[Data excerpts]
▬▬▬

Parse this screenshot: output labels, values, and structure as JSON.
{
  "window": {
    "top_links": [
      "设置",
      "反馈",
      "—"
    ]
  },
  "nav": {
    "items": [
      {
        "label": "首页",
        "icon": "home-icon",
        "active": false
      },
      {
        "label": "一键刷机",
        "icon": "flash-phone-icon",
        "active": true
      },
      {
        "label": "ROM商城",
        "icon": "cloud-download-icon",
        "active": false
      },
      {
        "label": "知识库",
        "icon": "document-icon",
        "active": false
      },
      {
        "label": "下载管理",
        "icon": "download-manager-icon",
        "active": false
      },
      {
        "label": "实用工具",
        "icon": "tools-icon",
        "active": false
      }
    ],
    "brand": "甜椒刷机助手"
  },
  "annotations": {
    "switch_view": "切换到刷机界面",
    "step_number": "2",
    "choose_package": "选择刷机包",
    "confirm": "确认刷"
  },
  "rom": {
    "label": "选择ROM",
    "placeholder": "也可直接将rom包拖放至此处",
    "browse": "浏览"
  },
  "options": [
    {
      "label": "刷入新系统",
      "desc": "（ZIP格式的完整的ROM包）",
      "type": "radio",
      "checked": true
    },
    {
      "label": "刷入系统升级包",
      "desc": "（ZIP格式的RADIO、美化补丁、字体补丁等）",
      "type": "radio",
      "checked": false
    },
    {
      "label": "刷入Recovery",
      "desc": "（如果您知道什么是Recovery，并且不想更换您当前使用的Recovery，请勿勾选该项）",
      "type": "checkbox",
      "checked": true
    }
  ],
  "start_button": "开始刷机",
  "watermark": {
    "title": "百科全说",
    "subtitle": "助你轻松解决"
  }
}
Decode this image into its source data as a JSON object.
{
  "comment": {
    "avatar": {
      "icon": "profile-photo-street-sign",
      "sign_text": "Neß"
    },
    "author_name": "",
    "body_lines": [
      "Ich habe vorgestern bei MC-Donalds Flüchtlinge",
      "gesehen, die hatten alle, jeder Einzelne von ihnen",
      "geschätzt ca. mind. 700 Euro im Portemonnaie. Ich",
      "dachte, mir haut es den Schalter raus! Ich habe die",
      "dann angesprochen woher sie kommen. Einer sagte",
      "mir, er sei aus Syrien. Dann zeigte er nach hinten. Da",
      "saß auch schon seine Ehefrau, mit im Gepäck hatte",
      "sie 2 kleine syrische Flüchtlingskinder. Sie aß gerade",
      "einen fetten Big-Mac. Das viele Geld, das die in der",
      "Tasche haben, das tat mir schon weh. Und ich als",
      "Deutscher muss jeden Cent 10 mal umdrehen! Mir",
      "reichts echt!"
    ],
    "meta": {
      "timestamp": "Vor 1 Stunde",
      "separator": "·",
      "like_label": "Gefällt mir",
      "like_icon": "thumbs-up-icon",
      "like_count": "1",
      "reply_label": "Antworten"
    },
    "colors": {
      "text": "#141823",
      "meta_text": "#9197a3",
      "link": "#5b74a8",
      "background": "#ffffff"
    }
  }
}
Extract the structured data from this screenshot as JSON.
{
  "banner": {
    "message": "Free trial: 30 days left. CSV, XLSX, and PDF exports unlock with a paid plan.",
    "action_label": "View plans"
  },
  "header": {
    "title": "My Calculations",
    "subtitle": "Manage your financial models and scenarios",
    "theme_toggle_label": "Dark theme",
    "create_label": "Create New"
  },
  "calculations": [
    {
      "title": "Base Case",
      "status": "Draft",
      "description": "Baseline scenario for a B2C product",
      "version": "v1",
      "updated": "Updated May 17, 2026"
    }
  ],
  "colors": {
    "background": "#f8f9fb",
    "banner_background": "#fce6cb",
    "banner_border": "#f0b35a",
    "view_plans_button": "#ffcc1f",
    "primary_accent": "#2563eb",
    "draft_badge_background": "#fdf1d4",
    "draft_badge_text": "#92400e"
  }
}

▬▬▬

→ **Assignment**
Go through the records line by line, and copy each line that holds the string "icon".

→ **Your solution**
        "icon": "home-icon",
        "icon": "flash-phone-icon",
        "icon": "cloud-download-icon",
        "icon": "document-icon",
        "icon": "download-manager-icon",
        "icon": "tools-icon",
      "icon": "profile-photo-street-sign",
      "like_icon": "thumbs-up-icon",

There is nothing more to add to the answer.